HMRC to review trading test for Entrepreneurs’ relief
Entrepreneurs’ relief is a very important CGT relief – it allows business people to sell their shares and suffer just a 10% tax rate rather than the normal 20% (previously 28%). It is a very generous relief and very important if you are thinking of either selling your business or retiring. It has been publically scrutinised by the Public Accounts Committee in the past given the tax “loss” it creates.
It is only available for companies that meet the qualifying conditions. One of these is that it must not just be carrying on a business (i.e. holds some buy to let properties) but is a full trading company. The now former Chancellor announced in the Budget earlier this year that a review of the trading test for Entrepreneurs’ relief was to be conducted.
The issue was that the current definition of trading looks at the activity of the company or group rather than the nature or use of the assets. So, let us take a company whose business it is to sell flowers, which has £750,000 sitting in a bank account from selling its old shop ten years ago to a property developer. However, they carry on selling flowers from a much smaller rented shop as the owners do not want to retire yet. It currently falls to be a trading company for entrepreneurs’ relief purposes; however, the value of the shares will be predominantly derived from the sizeable cash balance.
Whilst this might be an extreme example, there are many OMBs that will have built up cash reserves from their trading activities over the years and have not distributed them both to be prudent in these uncertain times but also in the knowledge that when they sell or wind up the business when they retire, they will pay Capital Gains Tax at just 10% rather than the much higher income tax rates (up to 45%) if they take the money out as dividends or salary.
We have obtained information that HMRC are considering alternative options with regards to the trading test such as an apportionment of the gain between trading and non-trading assets held in the business or a binary test such that if non-trading assets exceed a certain percentage, no relief will be available.

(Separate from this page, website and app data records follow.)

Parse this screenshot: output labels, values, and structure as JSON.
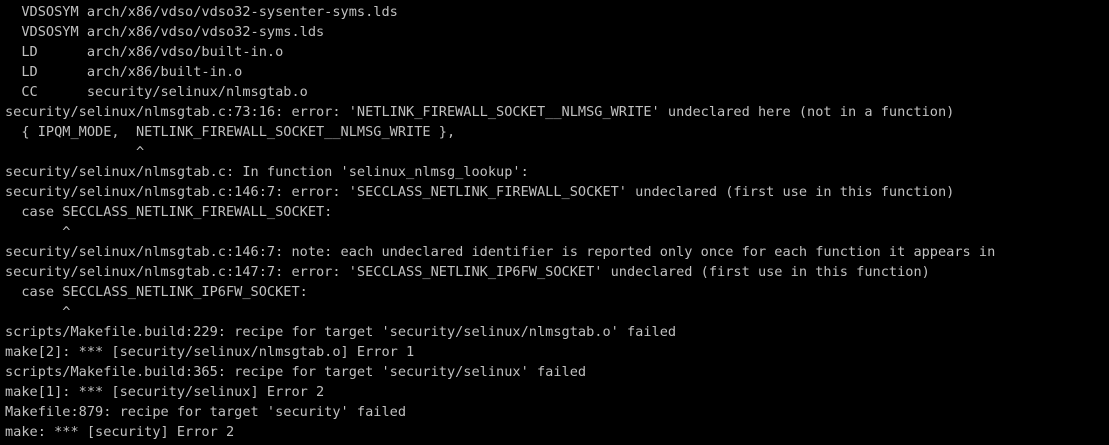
{
  "terminal": {
    "lines": [
      "  VDSOSYM arch/x86/vdso/vdso32-sysenter-syms.lds",
      "  VDSOSYM arch/x86/vdso/vdso32-syms.lds",
      "  LD      arch/x86/vdso/built-in.o",
      "  LD      arch/x86/built-in.o",
      "  CC      security/selinux/nlmsgtab.o",
      "security/selinux/nlmsgtab.c:73:16: error: 'NETLINK_FIREWALL_SOCKET__NLMSG_WRITE' undeclared here (not in a function)",
      "  { IPQM_MODE,  NETLINK_FIREWALL_SOCKET__NLMSG_WRITE },",
      "                ^",
      "security/selinux/nlmsgtab.c: In function 'selinux_nlmsg_lookup':",
      "security/selinux/nlmsgtab.c:146:7: error: 'SECCLASS_NETLINK_FIREWALL_SOCKET' undeclared (first use in this function)",
      "  case SECCLASS_NETLINK_FIREWALL_SOCKET:",
      "       ^",
      "security/selinux/nlmsgtab.c:146:7: note: each undeclared identifier is reported only once for each function it appears in",
      "security/selinux/nlmsgtab.c:147:7: error: 'SECCLASS_NETLINK_IP6FW_SOCKET' undeclared (first use in this function)",
      "  case SECCLASS_NETLINK_IP6FW_SOCKET:",
      "       ^",
      "scripts/Makefile.build:229: recipe for target 'security/selinux/nlmsgtab.o' failed",
      "make[2]: *** [security/selinux/nlmsgtab.o] Error 1",
      "scripts/Makefile.build:365: recipe for target 'security/selinux' failed",
      "make[1]: *** [security/selinux] Error 2",
      "Makefile:879: recipe for target 'security' failed",
      "make: *** [security] Error 2"
    ]
  }
}
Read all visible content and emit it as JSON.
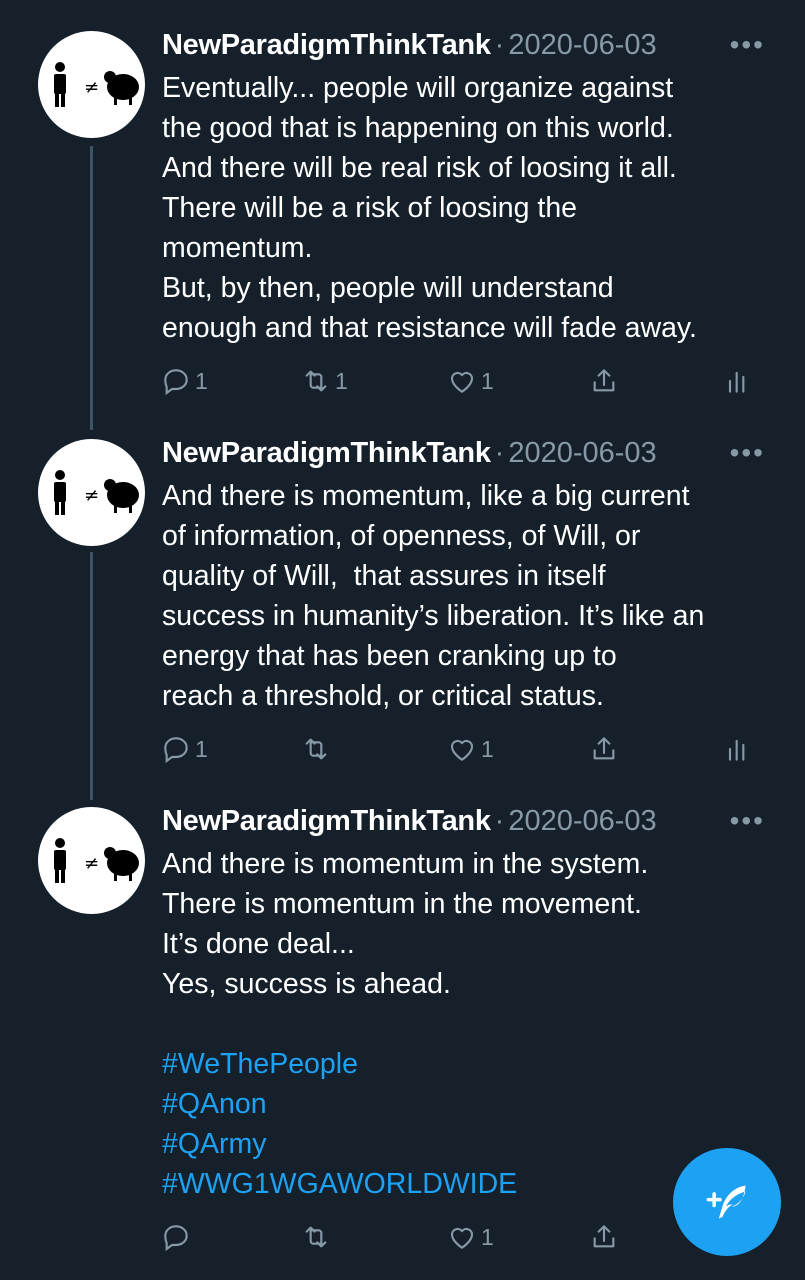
{
  "tweets": [
    {
      "name": "NewParadigmThinkTank",
      "separator": "·",
      "date": "2020-06-03",
      "more": "•••",
      "text": "Eventually... people will organize against\nthe good that is happening on this world.\nAnd there will be real risk of loosing it all.\nThere will be a risk of loosing the\nmomentum.\nBut, by then, people will understand\nenough and that resistance will fade away.",
      "hashtags": [],
      "reply_count": "1",
      "retweet_count": "1",
      "like_count": "1"
    },
    {
      "name": "NewParadigmThinkTank",
      "separator": "·",
      "date": "2020-06-03",
      "more": "•••",
      "text": "And there is momentum, like a big current\nof information, of openness, of Will, or\nquality of Will,  that assures in itself\nsuccess in humanity’s liberation. It’s like an\nenergy that has been cranking up to\nreach a threshold, or critical status.",
      "hashtags": [],
      "reply_count": "1",
      "retweet_count": "",
      "like_count": "1"
    },
    {
      "name": "NewParadigmThinkTank",
      "separator": "·",
      "date": "2020-06-03",
      "more": "•••",
      "text": "And there is momentum in the system.\nThere is momentum in the movement.\nIt’s done deal...\nYes, success is ahead.",
      "hashtags": [
        "#WeThePeople",
        "#QAnon",
        "#QArmy",
        "#WWG1WGAWORLDWIDE"
      ],
      "reply_count": "",
      "retweet_count": "",
      "like_count": "1"
    }
  ],
  "avatar_symbol": "≠",
  "icons": {
    "reply": "reply-icon",
    "retweet": "retweet-icon",
    "like": "heart-icon",
    "share": "share-icon",
    "analytics": "analytics-icon",
    "compose": "compose-tweet-icon"
  },
  "colors": {
    "background": "#15202b",
    "text": "#ffffff",
    "muted": "#8899a6",
    "accent": "#1da1f2",
    "thread_line": "#3d5466"
  }
}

HMRC will face challenges in finalising the details as liquidations, seasonal businesses and other businesses that need to retain large cash balances pose problems in the way legislation might be drafted and how it is then applied in practice.
However, if your company does have large cash balances which may have arisen over the years for which no compelling business reason exists for it being retained in the company, you may wish to take advice on the potential consequences to your ultimate CGT bill and steps that you could take to reduce this. This would be a valuable exercise, anyway, as “too much” cash could affect another valuable relief – Business Property Relief – which reduces the IHT bill on your business in some situations.
If you think these matters could be a problem for you (for, although it could be argued that you can never have too much cash, HMRC would disagree), do make an appointment to see your local engagement partner who will have the latest information and be able to give you good practical advice going forward.
If you require further information on this topic please speak to your MHA MacIntyre Hudson advisor, alternatively you can contact your local office or send an enquiry.